*** Opening DATA SHOWN ***

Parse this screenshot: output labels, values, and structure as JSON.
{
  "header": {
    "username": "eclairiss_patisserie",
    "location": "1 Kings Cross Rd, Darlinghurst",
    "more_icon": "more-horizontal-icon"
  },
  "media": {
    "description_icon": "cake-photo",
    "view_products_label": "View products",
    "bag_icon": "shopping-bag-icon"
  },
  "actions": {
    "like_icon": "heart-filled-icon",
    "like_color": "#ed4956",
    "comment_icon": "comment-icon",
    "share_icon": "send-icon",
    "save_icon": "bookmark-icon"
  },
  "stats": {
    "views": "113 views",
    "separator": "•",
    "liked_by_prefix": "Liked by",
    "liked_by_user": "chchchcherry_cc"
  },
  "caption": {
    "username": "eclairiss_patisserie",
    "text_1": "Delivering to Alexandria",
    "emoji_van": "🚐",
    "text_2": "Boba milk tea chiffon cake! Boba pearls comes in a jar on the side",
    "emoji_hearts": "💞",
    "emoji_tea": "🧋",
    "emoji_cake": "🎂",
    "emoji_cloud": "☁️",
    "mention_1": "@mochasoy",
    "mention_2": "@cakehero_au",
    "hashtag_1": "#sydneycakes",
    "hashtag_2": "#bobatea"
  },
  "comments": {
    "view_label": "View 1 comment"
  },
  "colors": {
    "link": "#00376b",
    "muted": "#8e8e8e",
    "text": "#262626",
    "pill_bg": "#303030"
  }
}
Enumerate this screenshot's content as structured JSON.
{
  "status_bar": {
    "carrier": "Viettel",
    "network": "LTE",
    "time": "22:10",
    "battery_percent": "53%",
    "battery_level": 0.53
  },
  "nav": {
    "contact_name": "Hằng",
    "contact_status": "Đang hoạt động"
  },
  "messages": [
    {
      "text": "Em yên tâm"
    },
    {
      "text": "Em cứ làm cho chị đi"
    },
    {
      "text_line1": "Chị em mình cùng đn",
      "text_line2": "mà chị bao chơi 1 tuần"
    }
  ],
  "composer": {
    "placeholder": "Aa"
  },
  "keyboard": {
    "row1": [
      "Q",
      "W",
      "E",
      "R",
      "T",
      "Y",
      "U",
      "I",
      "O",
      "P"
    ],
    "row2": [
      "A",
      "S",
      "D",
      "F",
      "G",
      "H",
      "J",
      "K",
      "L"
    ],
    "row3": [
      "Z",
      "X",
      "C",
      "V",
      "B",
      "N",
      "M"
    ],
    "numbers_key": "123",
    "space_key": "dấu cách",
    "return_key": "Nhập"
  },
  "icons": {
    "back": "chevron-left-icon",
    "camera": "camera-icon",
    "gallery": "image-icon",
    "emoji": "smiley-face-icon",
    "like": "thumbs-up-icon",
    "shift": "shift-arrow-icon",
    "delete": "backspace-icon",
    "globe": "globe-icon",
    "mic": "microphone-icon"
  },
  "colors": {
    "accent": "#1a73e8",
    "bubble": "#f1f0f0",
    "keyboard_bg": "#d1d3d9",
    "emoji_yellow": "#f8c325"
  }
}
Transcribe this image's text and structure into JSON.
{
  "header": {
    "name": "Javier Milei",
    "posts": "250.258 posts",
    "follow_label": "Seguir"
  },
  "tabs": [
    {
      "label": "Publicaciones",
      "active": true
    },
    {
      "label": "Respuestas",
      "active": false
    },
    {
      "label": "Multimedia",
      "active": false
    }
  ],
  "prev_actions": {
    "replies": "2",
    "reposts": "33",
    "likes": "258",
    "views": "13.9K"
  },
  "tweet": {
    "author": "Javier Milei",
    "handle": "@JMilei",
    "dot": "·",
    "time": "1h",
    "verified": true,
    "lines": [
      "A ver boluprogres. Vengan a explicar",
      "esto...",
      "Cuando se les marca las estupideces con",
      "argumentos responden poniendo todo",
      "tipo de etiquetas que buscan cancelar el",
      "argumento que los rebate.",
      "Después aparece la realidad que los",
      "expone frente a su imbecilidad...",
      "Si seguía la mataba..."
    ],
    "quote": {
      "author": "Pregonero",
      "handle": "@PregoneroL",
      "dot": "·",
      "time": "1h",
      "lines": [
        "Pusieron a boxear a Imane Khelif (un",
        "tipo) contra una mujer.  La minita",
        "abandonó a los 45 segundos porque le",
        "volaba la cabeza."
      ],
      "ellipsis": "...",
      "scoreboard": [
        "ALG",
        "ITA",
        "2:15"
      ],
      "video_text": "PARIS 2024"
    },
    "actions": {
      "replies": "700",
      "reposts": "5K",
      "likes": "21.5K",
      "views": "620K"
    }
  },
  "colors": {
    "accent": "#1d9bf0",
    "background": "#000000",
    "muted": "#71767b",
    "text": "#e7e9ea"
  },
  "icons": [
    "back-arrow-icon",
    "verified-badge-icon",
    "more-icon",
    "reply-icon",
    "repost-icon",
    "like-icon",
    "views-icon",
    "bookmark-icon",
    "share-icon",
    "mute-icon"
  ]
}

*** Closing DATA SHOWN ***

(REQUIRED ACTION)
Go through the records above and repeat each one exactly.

(ANSWER)
Parse this screenshot: output labels, values, and structure as JSON.
{
  "header": {
    "username": "eclairiss_patisserie",
    "location": "1 Kings Cross Rd, Darlinghurst",
    "more_icon": "more-horizontal-icon"
  },
  "media": {
    "description_icon": "cake-photo",
    "view_products_label": "View products",
    "bag_icon": "shopping-bag-icon"
  },
  "actions": {
    "like_icon": "heart-filled-icon",
    "like_color": "#ed4956",
    "comment_icon": "comment-icon",
    "share_icon": "send-icon",
    "save_icon": "bookmark-icon"
  },
  "stats": {
    "views": "113 views",
    "separator": "•",
    "liked_by_prefix": "Liked by",
    "liked_by_user": "chchchcherry_cc"
  },
  "caption": {
    "username": "eclairiss_patisserie",
    "text_1": "Delivering to Alexandria",
    "emoji_van": "🚐",
    "text_2": "Boba milk tea chiffon cake! Boba pearls comes in a jar on the side",
    "emoji_hearts": "💞",
    "emoji_tea": "🧋",
    "emoji_cake": "🎂",
    "emoji_cloud": "☁️",
    "mention_1": "@mochasoy",
    "mention_2": "@cakehero_au",
    "hashtag_1": "#sydneycakes",
    "hashtag_2": "#bobatea"
  },
  "comments": {
    "view_label": "View 1 comment"
  },
  "colors": {
    "link": "#00376b",
    "muted": "#8e8e8e",
    "text": "#262626",
    "pill_bg": "#303030"
  }
}
Enumerate this screenshot's content as structured JSON.
{
  "status_bar": {
    "carrier": "Viettel",
    "network": "LTE",
    "time": "22:10",
    "battery_percent": "53%",
    "battery_level": 0.53
  },
  "nav": {
    "contact_name": "Hằng",
    "contact_status": "Đang hoạt động"
  },
  "messages": [
    {
      "text": "Em yên tâm"
    },
    {
      "text": "Em cứ làm cho chị đi"
    },
    {
      "text_line1": "Chị em mình cùng đn",
      "text_line2": "mà chị bao chơi 1 tuần"
    }
  ],
  "composer": {
    "placeholder": "Aa"
  },
  "keyboard": {
    "row1": [
      "Q",
      "W",
      "E",
      "R",
      "T",
      "Y",
      "U",
      "I",
      "O",
      "P"
    ],
    "row2": [
      "A",
      "S",
      "D",
      "F",
      "G",
      "H",
      "J",
      "K",
      "L"
    ],
    "row3": [
      "Z",
      "X",
      "C",
      "V",
      "B",
      "N",
      "M"
    ],
    "numbers_key": "123",
    "space_key": "dấu cách",
    "return_key": "Nhập"
  },
  "icons": {
    "back": "chevron-left-icon",
    "camera": "camera-icon",
    "gallery": "image-icon",
    "emoji": "smiley-face-icon",
    "like": "thumbs-up-icon",
    "shift": "shift-arrow-icon",
    "delete": "backspace-icon",
    "globe": "globe-icon",
    "mic": "microphone-icon"
  },
  "colors": {
    "accent": "#1a73e8",
    "bubble": "#f1f0f0",
    "keyboard_bg": "#d1d3d9",
    "emoji_yellow": "#f8c325"
  }
}
Transcribe this image's text and structure into JSON.
{
  "header": {
    "name": "Javier Milei",
    "posts": "250.258 posts",
    "follow_label": "Seguir"
  },
  "tabs": [
    {
      "label": "Publicaciones",
      "active": true
    },
    {
      "label": "Respuestas",
      "active": false
    },
    {
      "label": "Multimedia",
      "active": false
    }
  ],
  "prev_actions": {
    "replies": "2",
    "reposts": "33",
    "likes": "258",
    "views": "13.9K"
  },
  "tweet": {
    "author": "Javier Milei",
    "handle": "@JMilei",
    "dot": "·",
    "time": "1h",
    "verified": true,
    "lines": [
      "A ver boluprogres. Vengan a explicar",
      "esto...",
      "Cuando se les marca las estupideces con",
      "argumentos responden poniendo todo",
      "tipo de etiquetas que buscan cancelar el",
      "argumento que los rebate.",
      "Después aparece la realidad que los",
      "expone frente a su imbecilidad...",
      "Si seguía la mataba..."
    ],
    "quote": {
      "author": "Pregonero",
      "handle": "@PregoneroL",
      "dot": "·",
      "time": "1h",
      "lines": [
        "Pusieron a boxear a Imane Khelif (un",
        "tipo) contra una mujer.  La minita",
        "abandonó a los 45 segundos porque le",
        "volaba la cabeza."
      ],
      "ellipsis": "...",
      "scoreboard": [
        "ALG",
        "ITA",
        "2:15"
      ],
      "video_text": "PARIS 2024"
    },
    "actions": {
      "replies": "700",
      "reposts": "5K",
      "likes": "21.5K",
      "views": "620K"
    }
  },
  "colors": {
    "accent": "#1d9bf0",
    "background": "#000000",
    "muted": "#71767b",
    "text": "#e7e9ea"
  },
  "icons": [
    "back-arrow-icon",
    "verified-badge-icon",
    "more-icon",
    "reply-icon",
    "repost-icon",
    "like-icon",
    "views-icon",
    "bookmark-icon",
    "share-icon",
    "mute-icon"
  ]
}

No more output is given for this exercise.